fossils

Crocodile fossils reveal parallel evolution in India and Amazon

3986b46bb4f35aa1ff4d42167a12e0fc

Vasika
Udurawane

Writer
34f1d64c52c45a6bdce31bc5e48b86cc

Julio
Lacerda

Staff Artist and Writer
The highly endangered and long-snouted gharial lives in the Indian Subcontinent. But millions of years ago, these creatures ruled the waterways of the world, including the Amazonian region. And it is here that we can further unravel the secrets behind their long evolution. Enter “the storyteller.”

Gryposuchus existed as a genus in the ancient Amazonian and Caribbean regions for millions of years. Numerous species have been found, and they vary quite remarkably in size. They are known from snouts and skull remains, with one species, the massive Gryposuchus croizati stretching 10 meters (33 ft) in length. While some were among the true giants of the crocodilian world, others were quite ordinary in size.


For all their superficial differences though, these ancient and modern gharials all have very long snouts and “telescoped” eye openings for their river-dwelling lifestyle.

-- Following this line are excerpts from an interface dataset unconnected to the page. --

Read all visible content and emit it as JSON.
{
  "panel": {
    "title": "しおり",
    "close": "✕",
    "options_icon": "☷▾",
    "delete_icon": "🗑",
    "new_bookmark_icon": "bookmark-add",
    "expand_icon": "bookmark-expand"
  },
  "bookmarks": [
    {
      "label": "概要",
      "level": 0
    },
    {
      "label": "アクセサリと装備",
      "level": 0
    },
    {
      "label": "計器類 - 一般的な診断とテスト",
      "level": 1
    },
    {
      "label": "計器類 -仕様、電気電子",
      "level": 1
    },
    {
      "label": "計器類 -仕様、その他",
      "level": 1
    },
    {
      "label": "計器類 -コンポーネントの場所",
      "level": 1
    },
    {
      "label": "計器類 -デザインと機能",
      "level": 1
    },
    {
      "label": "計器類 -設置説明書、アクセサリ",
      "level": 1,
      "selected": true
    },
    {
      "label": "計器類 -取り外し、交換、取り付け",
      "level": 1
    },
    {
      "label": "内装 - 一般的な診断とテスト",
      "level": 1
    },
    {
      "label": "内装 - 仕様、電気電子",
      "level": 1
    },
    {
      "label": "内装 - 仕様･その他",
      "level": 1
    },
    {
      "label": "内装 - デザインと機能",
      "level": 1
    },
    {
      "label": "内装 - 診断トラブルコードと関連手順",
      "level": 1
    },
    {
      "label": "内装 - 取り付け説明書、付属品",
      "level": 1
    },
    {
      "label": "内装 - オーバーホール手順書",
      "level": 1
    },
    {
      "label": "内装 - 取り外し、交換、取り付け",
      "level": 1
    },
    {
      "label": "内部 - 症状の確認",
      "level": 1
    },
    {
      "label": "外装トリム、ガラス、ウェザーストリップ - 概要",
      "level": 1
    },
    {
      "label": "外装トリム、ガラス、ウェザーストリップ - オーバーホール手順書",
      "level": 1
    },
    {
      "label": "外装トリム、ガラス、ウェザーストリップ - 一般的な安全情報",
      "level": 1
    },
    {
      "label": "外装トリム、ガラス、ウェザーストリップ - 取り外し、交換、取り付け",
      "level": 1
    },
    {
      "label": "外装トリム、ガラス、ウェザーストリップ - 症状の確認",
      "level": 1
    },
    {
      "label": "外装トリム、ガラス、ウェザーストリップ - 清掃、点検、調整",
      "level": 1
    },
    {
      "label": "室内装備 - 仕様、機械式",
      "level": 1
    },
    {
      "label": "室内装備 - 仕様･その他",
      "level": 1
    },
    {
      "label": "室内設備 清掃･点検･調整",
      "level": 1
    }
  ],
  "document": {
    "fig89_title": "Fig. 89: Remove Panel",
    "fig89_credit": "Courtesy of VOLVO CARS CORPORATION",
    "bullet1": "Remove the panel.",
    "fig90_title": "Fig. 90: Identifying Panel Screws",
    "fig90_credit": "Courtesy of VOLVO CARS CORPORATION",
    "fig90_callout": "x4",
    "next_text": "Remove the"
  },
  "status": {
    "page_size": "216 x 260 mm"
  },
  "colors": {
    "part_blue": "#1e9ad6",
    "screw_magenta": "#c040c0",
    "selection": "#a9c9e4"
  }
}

This helped them to see and catch fish in their habitat, and these eye openings crop up time and again in these gharials.


Yet for a long time, we didn’t know if it was an example of convergent evolution or whether it was a common evolutionary feature. A new species of Gryposuchus, Gryposuchus pachakumae has been found in Peru and it is the oldest known gavialoid crocodylian from the Amazon.


During the middle of the Miocene, around 13 million years ago, this area was a huge lake-like wetland area with numerous species of animals, including a number of crocodiles. And Gryposuchus was the only long-snouted fish-eater among them.


It gets its species name from the South American storyteller deity Pachakumae. This new species, affectionately nicknamed “the storyteller” lacks “telescoped” orbits, unlike the other ancient gharials of the time.


This in itself is an odd feature, for all gharials have these telescoped eye openings. However, the skull is quite complete, so it is easier to ascertain the relationships of the animal and solve a great evolutionary puzzle that has boggled the minds of researchers for years. The lack of telescoped orbits may represent an ancestral condition of the South American gharials. This new species and other Gryposuchus possibly evolved in parallel with the Indian gharials. Their similar habits led to convergent evolution.


The exact evolutionary relationships of the modern gharial of the Indian Subcontinent, Gavialis gangeticus, have been tough to resolve and scientists are still trying to put these issues to rest. Researchers don’t know where the modern gharial and the slightly broader-snouted false gharial Tomistoma schlegelii diverged from one another. We do, however have a number of remains of these ancient creatures, with “the storyteller” adding to an ever-growing list of fossils.


The very oldest gharials date back to the Late Cretaceous of North America and many more appear all over the world in the fossil record. One of the best-known of all fossil gharials is of course, the South American Gryposuchus.


Original research published April 20, 2016, in PLOS ONE by Rodolfo Salas-Gismondi from the Université de Montpellier, France, and colleagues.

3986b46bb4f35aa1ff4d42167a12e0fc

Vasika
Udurawane

Writer


http://sulc.us/0mptl
http://www.eartharchives.org/articles/crocodile-fossils-reveal-parallel-evolution-in-india-and-amazon/